After more than a year of dispute with the company hired to handle the area’s solid waste, they’ve taken the first steps toward a long term plan.
Ever wonder what happens to your garbage once it leaves the curb?
In Bingham County it goes to the central transfer station, where household waste is separated from the recyclables and construction materials.
But back in the beginning of June, operations stopped.
“In two days, garbage was clear out in the middle of the parking lot,” said Cleone Jolley, the commission chairman.
That’s because MSW Green Energy, the Utah-based company contracted to do the work, defaulted.
“I can’t totally blame all of it on them, but the economy went south and their ability to obtain financing just kind of disappeared,” said Jolley.
After more than a year of dispute, Bingham County got out of the contract in June, and now they’ve verbally entered a long-term agreement to send household garbage to the Bannock County landfill.
“We’ve been paying Bannock $28 per ton. For a five-year contract, they’ve agreed to $26 a ton,” said Jolley.

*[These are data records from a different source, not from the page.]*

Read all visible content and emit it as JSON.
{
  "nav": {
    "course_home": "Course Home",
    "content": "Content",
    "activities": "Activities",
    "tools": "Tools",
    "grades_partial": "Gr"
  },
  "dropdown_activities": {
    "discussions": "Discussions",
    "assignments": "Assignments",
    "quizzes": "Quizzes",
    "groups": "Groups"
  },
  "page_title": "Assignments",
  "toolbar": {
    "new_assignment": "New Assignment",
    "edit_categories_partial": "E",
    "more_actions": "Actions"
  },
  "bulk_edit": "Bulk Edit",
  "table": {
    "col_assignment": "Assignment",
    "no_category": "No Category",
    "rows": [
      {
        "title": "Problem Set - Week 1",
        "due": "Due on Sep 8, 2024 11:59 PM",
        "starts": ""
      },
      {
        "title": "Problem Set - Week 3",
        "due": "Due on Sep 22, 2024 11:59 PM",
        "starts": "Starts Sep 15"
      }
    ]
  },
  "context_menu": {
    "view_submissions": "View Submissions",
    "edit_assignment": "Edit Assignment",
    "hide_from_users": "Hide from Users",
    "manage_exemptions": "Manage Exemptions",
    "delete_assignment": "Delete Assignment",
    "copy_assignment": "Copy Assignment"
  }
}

Now that commissioners know where the trash is going, they’ve got to find someone to truck it there, and a contract with a company to operate the transfer station.
“We do have a $44 solid waste fee in the county that everyone that has property pays for,” said Jolley.
Jolley said the county has been operating at a financial loss since June, but those fees have remained stable, and he expects them to throughout the next phase of changes.
“I think it’s going to stay pretty close,” said Jolley.
Jolley said commissioners will start looking at bids next week.
Bingham County’s original agreement with MSW Green Energy was to convert the garbage into bio-diesel or fuel to generate electricity.